- [Assignment] This task calls for every line of the material to be output verbatim.

- [Data]
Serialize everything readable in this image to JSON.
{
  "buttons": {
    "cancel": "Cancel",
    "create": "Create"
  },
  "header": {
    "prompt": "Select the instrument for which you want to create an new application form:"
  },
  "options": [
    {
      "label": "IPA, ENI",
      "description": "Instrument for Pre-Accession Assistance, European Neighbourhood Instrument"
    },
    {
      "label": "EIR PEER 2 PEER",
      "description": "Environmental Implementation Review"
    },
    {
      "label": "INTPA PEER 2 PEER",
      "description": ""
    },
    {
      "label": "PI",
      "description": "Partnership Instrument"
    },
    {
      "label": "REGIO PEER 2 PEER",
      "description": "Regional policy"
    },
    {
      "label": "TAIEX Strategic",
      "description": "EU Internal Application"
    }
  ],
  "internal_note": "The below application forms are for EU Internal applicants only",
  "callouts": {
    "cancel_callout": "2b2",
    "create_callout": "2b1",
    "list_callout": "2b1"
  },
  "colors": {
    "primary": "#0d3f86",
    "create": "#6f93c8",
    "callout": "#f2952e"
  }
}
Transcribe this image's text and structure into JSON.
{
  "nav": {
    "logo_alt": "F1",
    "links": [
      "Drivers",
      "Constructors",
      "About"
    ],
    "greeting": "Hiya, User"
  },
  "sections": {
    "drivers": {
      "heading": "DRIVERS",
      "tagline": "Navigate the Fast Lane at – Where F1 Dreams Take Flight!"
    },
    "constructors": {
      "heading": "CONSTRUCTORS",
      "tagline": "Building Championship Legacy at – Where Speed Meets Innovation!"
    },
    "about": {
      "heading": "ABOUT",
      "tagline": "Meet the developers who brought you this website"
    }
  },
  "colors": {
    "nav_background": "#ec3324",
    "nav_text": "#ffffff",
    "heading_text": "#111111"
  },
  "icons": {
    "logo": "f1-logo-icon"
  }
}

- [Exercise answer]
Serialize everything readable in this image to JSON.
{
  "buttons": {
    "cancel": "Cancel",
    "create": "Create"
  },
  "header": {
    "prompt": "Select the instrument for which you want to create an new application form:"
  },
  "options": [
    {
      "label": "IPA, ENI",
      "description": "Instrument for Pre-Accession Assistance, European Neighbourhood Instrument"
    },
    {
      "label": "EIR PEER 2 PEER",
      "description": "Environmental Implementation Review"
    },
    {
      "label": "INTPA PEER 2 PEER",
      "description": ""
    },
    {
      "label": "PI",
      "description": "Partnership Instrument"
    },
    {
      "label": "REGIO PEER 2 PEER",
      "description": "Regional policy"
    },
    {
      "label": "TAIEX Strategic",
      "description": "EU Internal Application"
    }
  ],
  "internal_note": "The below application forms are for EU Internal applicants only",
  "callouts": {
    "cancel_callout": "2b2",
    "create_callout": "2b1",
    "list_callout": "2b1"
  },
  "colors": {
    "primary": "#0d3f86",
    "create": "#6f93c8",
    "callout": "#f2952e"
  }
}
Transcribe this image's text and structure into JSON.
{
  "nav": {
    "logo_alt": "F1",
    "links": [
      "Drivers",
      "Constructors",
      "About"
    ],
    "greeting": "Hiya, User"
  },
  "sections": {
    "drivers": {
      "heading": "DRIVERS",
      "tagline": "Navigate the Fast Lane at – Where F1 Dreams Take Flight!"
    },
    "constructors": {
      "heading": "CONSTRUCTORS",
      "tagline": "Building Championship Legacy at – Where Speed Meets Innovation!"
    },
    "about": {
      "heading": "ABOUT",
      "tagline": "Meet the developers who brought you this website"
    }
  },
  "colors": {
    "nav_background": "#ec3324",
    "nav_text": "#ffffff",
    "heading_text": "#111111"
  },
  "icons": {
    "logo": "f1-logo-icon"
  }
}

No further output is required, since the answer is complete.